+++ Given data +++

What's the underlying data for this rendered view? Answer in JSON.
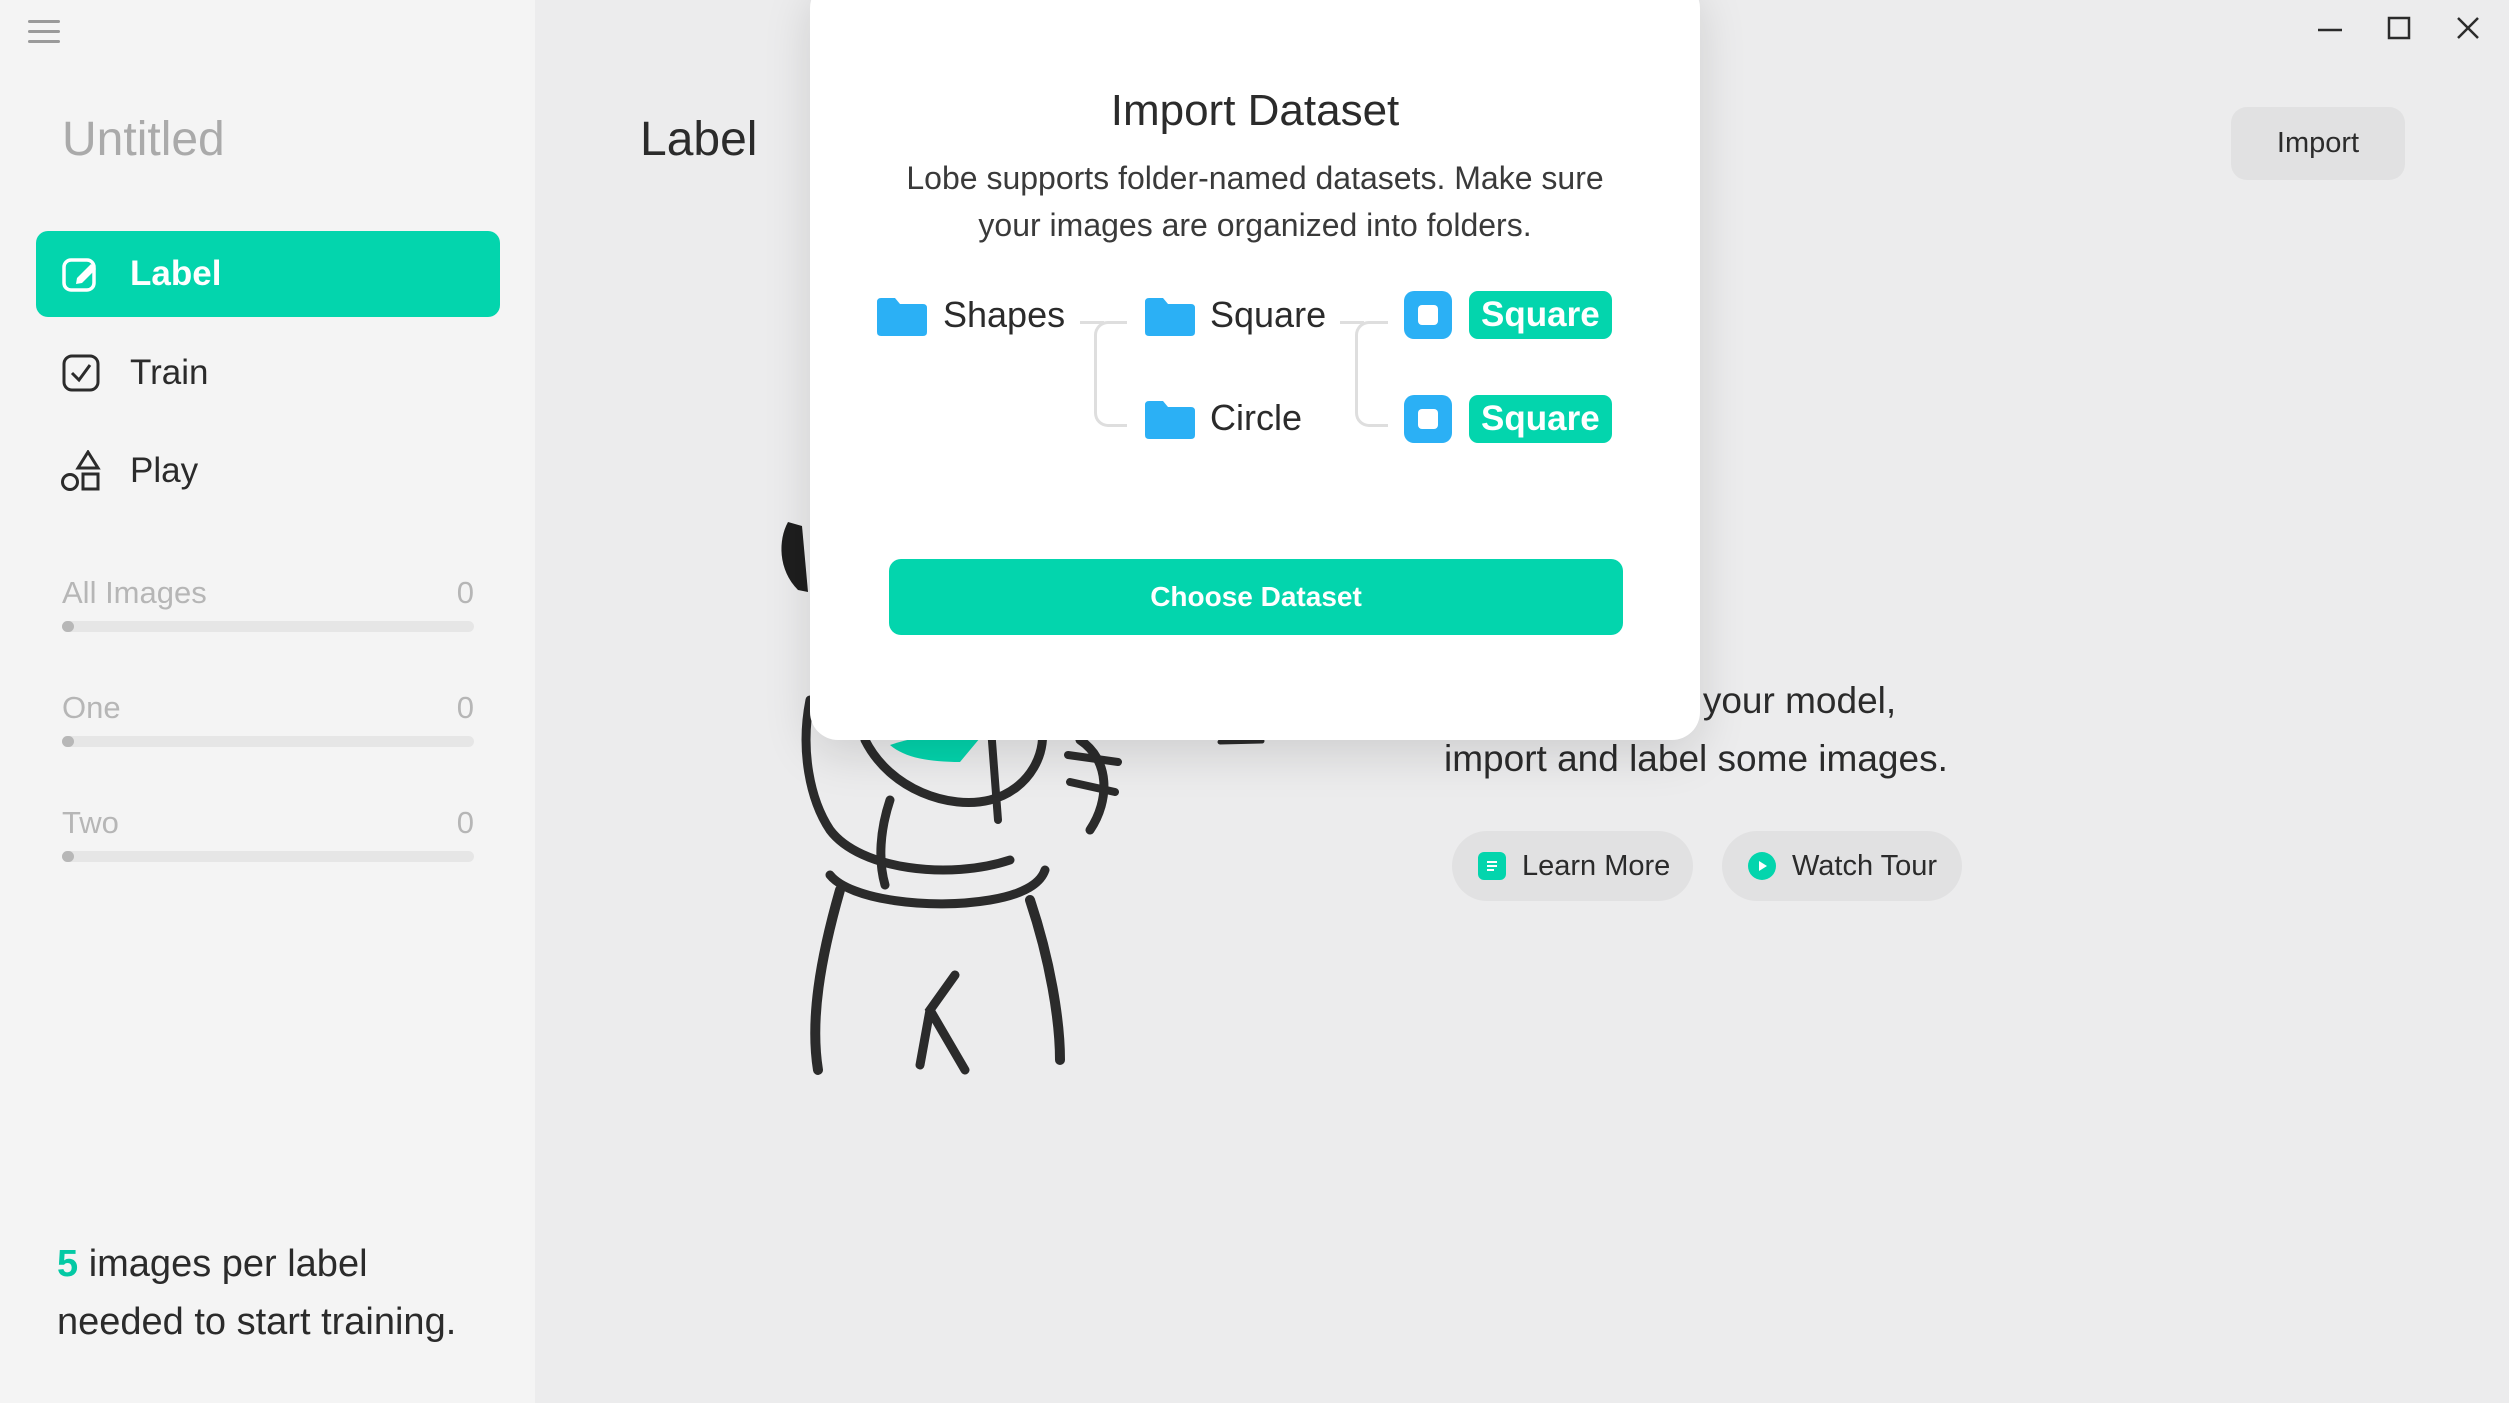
{
  "app": {
    "project_title": "Untitled"
  },
  "sidebar": {
    "nav": [
      {
        "label": "Label",
        "icon": "edit-icon",
        "active": true
      },
      {
        "label": "Train",
        "icon": "checkbox-icon",
        "active": false
      },
      {
        "label": "Play",
        "icon": "shapes-icon",
        "active": false
      }
    ],
    "stats": [
      {
        "label": "All Images",
        "count": "0"
      },
      {
        "label": "One",
        "count": "0"
      },
      {
        "label": "Two",
        "count": "0"
      }
    ],
    "hint": {
      "count": "5",
      "line1": " images per label",
      "line2": "needed to start training."
    }
  },
  "main": {
    "title": "Label",
    "import_label": "Import",
    "empty_text_line1": "g your model,",
    "empty_text_line2": "import and label some images.",
    "learn_more_label": "Learn More",
    "watch_tour_label": "Watch Tour"
  },
  "modal": {
    "title": "Import Dataset",
    "desc_line1": "Lobe supports folder-named datasets. Make sure",
    "desc_line2": "your images are organized into folders.",
    "tree": {
      "root": "Shapes",
      "folder1": "Square",
      "folder2": "Circle",
      "tag1": "Square",
      "tag2": "Square"
    },
    "choose_label": "Choose Dataset"
  },
  "colors": {
    "accent": "#03d5ad",
    "folder": "#2bb0f5",
    "background": "#ececed",
    "sidebar": "#f4f4f4"
  }
}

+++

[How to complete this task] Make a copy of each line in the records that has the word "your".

[Written solution]
    "empty_text_line1": "g your model,",
    "desc_line2": "your images are organized into folders.",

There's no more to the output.